In my experience, there are initially two ways to talk about mental illness. Either:
1. You don’t.
2. You do.
I utilized the first option for the majority of my experiences up until recently. If you’re not ready to talk about what you’re going through or what you are prone to, then don’t force yourself. Even though pushing yourself out of your comfort zone is highly encouraged by some, you should be in a comfortable state of mind to discuss your mental illness with whomever it is you’re talking to.
If you are wanting to get yourself ready to talk about it, I have a few suggestions for a place to start:
Begin keeping a journal of your thoughts and experiences.
This might seem old school or silly, but the act of putting pen to paper and just writing whatever comes to mind is absolutely therapeutic. Writing down your experiences that you know won’t be read by anyone else gives you the opportunity to stress less about presentation and editing and allow yourself to fully express and give words to the feelings and thoughts you’re having.
Talk to yourself about it.
Becoming more aware of what you’re feeling when you feel it is vital. Being able to check in with yourself and ask, “How am I feeling today?” can provide you with some insight that you might not have realized otherwise. For example, when I catch myself feeling exceptionally low I try to check in with myself and have a mini conversation. It goes a little something like, “Hey, Jordan, how are you feeling today?” “Well, everything around me seems very overwhelming.” I’ll then ask myself what can be controlled versus what can’t and, I think this is most important, ask myself what can I appreciate about this challenging situation. I truly believe all challenging situations come with a lesson that can be learned so pushing myself to see that lesson while I’m struggling can be very helpful.
Decide who you are comfortable talking to about it.
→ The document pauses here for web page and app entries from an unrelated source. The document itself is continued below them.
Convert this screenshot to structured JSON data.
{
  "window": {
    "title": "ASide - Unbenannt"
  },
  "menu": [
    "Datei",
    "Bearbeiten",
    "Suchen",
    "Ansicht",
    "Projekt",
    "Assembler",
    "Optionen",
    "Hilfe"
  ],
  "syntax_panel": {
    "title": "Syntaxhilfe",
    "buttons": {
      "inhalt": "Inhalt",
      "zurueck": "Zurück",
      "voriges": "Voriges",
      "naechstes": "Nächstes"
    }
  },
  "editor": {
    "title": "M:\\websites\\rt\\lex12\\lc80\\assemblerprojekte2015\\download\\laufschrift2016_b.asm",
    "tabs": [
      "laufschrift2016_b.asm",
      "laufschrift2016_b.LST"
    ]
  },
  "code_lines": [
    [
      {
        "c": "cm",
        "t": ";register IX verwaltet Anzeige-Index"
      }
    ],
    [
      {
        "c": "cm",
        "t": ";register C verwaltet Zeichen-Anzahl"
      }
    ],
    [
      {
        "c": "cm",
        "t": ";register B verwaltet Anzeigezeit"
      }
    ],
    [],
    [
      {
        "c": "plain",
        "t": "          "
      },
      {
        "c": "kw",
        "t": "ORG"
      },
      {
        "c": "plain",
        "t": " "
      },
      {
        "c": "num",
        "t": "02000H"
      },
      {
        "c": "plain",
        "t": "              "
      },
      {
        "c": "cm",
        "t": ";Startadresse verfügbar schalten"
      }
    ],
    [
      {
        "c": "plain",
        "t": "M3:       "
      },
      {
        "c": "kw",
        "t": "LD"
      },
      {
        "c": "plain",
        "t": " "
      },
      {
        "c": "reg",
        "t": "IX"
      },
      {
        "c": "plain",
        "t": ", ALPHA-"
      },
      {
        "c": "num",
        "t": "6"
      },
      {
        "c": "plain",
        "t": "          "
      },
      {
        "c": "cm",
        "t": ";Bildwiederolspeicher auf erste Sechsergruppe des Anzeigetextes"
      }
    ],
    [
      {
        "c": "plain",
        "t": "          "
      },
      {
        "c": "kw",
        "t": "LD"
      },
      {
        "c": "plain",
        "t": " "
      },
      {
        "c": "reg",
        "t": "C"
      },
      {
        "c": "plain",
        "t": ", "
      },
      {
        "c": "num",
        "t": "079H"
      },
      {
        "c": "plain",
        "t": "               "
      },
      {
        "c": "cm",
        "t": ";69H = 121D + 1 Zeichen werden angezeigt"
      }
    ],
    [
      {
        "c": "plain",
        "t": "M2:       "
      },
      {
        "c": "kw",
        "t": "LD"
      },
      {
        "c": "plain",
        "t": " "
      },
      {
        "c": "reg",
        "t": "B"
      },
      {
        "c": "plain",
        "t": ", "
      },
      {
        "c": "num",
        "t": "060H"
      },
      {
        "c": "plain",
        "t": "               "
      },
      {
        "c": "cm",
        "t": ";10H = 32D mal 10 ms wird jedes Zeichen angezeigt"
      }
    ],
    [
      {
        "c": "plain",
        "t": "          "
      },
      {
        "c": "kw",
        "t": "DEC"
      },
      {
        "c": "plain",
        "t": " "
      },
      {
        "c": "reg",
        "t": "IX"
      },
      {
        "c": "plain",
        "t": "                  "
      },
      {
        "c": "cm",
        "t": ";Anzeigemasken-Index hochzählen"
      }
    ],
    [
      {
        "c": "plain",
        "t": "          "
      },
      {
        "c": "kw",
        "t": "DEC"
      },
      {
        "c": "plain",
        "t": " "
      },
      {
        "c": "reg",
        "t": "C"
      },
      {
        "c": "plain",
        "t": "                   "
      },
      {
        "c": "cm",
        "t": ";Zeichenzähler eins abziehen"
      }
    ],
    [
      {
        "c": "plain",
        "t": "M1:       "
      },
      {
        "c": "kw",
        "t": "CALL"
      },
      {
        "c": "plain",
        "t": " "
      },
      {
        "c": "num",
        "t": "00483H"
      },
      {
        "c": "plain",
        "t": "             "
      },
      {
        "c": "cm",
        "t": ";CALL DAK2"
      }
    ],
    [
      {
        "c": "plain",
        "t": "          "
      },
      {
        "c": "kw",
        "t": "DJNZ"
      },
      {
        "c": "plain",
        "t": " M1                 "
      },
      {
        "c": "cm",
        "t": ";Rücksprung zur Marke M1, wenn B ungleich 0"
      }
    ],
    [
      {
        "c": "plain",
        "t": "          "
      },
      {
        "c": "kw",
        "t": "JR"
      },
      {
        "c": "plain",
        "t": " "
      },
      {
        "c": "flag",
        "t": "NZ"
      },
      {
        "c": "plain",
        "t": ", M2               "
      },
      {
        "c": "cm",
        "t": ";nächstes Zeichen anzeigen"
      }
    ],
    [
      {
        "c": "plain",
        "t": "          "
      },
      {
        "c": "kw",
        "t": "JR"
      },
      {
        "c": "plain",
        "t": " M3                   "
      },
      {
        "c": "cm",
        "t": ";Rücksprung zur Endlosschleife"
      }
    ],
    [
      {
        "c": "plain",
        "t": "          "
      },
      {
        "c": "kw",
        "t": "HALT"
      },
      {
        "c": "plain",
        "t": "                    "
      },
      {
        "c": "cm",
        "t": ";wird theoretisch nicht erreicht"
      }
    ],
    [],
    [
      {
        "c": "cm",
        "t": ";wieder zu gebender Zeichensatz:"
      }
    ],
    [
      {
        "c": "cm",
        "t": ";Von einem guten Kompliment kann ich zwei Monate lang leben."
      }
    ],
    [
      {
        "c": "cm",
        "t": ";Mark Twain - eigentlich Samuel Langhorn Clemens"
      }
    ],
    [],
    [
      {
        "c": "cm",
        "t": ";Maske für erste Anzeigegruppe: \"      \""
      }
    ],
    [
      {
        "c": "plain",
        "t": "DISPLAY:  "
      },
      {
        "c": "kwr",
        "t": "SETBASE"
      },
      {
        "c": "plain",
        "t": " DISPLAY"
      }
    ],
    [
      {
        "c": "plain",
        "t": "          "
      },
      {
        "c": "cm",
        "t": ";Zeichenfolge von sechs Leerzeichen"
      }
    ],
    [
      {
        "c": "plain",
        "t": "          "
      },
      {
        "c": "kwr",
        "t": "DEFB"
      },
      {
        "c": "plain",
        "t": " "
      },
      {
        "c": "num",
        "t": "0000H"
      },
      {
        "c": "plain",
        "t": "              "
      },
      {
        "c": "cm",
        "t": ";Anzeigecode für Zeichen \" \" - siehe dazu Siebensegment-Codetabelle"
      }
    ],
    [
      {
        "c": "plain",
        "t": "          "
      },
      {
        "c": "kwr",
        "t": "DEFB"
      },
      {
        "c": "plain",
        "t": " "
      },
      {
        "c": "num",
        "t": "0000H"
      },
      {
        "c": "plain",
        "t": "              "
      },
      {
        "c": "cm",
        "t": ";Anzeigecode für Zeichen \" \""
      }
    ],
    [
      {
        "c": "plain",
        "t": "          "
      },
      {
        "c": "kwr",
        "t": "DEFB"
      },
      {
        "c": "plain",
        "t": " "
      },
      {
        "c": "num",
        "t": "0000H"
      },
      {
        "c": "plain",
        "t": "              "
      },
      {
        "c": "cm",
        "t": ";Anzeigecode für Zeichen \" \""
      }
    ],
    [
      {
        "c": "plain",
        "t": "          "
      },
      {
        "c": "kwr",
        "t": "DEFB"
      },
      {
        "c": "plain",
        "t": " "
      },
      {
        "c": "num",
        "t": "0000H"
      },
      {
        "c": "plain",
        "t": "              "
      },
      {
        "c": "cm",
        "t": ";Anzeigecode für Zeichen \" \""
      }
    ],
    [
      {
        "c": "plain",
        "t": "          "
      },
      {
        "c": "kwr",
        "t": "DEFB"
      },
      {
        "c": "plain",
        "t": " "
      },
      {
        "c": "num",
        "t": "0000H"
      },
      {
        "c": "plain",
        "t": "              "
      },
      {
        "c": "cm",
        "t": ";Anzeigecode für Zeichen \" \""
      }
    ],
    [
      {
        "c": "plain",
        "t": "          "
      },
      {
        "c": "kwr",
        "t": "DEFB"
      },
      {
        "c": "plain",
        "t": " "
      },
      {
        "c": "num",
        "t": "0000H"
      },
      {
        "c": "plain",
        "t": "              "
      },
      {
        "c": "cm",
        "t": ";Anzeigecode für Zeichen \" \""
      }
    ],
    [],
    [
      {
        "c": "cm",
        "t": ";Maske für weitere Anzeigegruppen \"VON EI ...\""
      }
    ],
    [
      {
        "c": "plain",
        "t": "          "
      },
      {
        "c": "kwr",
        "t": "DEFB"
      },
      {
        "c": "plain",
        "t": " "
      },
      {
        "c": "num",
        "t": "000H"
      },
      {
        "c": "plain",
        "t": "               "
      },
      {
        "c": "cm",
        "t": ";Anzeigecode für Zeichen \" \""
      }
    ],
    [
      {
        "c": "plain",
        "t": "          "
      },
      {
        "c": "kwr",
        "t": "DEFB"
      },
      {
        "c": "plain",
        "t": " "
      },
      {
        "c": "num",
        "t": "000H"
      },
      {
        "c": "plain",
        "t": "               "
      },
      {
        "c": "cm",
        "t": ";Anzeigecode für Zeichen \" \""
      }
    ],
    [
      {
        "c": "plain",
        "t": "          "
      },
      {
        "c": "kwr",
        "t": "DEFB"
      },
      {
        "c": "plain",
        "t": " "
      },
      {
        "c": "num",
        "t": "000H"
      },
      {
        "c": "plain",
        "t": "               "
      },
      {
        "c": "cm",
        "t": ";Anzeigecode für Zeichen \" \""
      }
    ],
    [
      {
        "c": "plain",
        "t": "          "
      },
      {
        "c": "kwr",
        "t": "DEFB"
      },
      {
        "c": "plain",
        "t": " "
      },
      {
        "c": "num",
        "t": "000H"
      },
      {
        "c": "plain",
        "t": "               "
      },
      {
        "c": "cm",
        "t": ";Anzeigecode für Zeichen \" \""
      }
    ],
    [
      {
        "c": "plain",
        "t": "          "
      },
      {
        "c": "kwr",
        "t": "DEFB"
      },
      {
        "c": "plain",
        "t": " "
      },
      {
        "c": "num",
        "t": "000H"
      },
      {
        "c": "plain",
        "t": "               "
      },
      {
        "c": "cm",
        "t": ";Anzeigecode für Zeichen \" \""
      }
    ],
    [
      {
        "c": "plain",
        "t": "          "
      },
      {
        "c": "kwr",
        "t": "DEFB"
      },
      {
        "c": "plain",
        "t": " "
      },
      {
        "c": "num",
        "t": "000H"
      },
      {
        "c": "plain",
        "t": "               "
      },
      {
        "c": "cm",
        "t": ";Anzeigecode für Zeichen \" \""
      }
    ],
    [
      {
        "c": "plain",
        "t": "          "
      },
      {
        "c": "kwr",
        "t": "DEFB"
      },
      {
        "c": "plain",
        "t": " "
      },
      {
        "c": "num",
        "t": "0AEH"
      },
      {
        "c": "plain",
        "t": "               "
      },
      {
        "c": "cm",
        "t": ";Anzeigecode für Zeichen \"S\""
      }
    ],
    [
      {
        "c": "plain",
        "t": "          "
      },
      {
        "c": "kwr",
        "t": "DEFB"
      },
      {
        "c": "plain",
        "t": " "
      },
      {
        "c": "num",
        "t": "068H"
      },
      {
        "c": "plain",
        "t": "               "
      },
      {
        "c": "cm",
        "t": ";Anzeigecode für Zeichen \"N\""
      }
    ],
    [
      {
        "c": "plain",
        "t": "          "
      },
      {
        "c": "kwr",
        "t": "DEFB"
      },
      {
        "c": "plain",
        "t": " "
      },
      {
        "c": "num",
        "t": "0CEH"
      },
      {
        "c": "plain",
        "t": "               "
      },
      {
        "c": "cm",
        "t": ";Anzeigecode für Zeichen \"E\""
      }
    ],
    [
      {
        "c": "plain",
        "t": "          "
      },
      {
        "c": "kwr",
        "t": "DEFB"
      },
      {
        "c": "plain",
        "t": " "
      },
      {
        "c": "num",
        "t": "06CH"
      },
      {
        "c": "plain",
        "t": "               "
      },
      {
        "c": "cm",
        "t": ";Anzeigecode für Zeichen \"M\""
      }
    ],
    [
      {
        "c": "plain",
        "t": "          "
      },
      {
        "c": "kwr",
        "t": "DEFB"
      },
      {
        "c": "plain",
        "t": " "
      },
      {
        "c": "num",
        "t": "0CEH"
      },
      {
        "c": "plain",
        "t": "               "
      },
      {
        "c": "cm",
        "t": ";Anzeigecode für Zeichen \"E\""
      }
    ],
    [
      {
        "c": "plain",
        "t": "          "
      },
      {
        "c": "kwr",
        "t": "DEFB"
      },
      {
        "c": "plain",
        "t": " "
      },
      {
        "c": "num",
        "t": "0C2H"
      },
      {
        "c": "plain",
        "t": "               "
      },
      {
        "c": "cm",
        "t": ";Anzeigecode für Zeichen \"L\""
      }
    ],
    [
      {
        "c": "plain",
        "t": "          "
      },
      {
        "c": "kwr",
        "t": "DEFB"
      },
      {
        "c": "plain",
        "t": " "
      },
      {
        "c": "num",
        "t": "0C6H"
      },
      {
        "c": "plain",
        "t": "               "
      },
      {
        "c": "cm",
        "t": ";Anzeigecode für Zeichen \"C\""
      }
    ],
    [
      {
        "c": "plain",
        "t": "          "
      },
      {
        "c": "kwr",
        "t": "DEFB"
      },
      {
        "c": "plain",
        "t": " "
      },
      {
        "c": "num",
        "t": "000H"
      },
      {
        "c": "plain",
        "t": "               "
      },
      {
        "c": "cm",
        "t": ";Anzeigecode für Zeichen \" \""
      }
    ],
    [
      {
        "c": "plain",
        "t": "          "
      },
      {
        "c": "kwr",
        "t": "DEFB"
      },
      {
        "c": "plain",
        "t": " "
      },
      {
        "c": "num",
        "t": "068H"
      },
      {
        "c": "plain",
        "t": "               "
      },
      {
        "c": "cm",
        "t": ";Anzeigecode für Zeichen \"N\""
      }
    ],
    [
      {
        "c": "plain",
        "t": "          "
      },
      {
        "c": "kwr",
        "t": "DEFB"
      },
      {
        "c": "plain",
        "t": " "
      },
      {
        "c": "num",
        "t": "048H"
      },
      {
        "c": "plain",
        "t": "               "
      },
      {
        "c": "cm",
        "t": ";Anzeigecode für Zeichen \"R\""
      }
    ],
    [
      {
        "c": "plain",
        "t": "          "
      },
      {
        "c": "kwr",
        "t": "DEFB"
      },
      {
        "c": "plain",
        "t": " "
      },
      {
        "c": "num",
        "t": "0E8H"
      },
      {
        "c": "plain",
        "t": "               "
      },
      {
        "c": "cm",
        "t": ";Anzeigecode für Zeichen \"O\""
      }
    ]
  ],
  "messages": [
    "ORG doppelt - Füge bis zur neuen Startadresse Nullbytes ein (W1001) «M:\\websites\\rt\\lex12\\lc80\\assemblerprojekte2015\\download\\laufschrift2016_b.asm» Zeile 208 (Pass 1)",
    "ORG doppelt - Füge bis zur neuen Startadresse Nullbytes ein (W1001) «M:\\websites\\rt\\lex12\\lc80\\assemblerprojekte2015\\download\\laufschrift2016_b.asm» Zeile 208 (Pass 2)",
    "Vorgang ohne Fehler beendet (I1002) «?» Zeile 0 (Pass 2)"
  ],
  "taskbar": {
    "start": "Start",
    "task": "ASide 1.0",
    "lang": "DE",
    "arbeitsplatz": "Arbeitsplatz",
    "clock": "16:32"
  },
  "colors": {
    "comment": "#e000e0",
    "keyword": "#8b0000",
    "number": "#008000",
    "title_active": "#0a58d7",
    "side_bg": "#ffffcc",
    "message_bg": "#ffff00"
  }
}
A very important part of starting discussions of mental health begins with who you share your story with. For me, I have always been able to speak with my grandparents very candidly about the symptoms I experience. When my depression got to a point where I realized it may benefit me to take medications, my grandma helped walk me through the steps to make an appointment and checked in with me every step of the way. Making sure that you share your experiences with someone safe at first enables you to be liberated in your journey and maintain a sense of dignity and respect. Be aware that not everyone is going to be receptive to you talking about mental illness at first and may respond differently than you anticipate. Choosing someone who has been supportive through other challenging aspects of your life can be a very wise choice. Sometimes that might be your parents, a sibling, your best friend, or whoever is most comfortable for you.
Keep telling and updating your story.
Never stop sharing your story. There may come a day where you no longer wish to discuss the things you experience on your mental health journey, but I pray that you avoid that day as long as you can. Continue sharing your story with more people you feel comfortable with and in more settings. Continue to update your story and reframe your experiences as you are able.
So often I feel a little conceited when I blab on and on about my continuing personal story with mental illness. I don’t particularly enjoy putting myself in a vulnerable state either. Or sounding like that annoying person who always wants to drone on and on about the same topic.
Sorry to break it to you, but I will forever be that annoying person with mental health topics. I hope that if you are someone with a story to tell, you join me in my storytelling quest to rid the world of mental health stigma forever.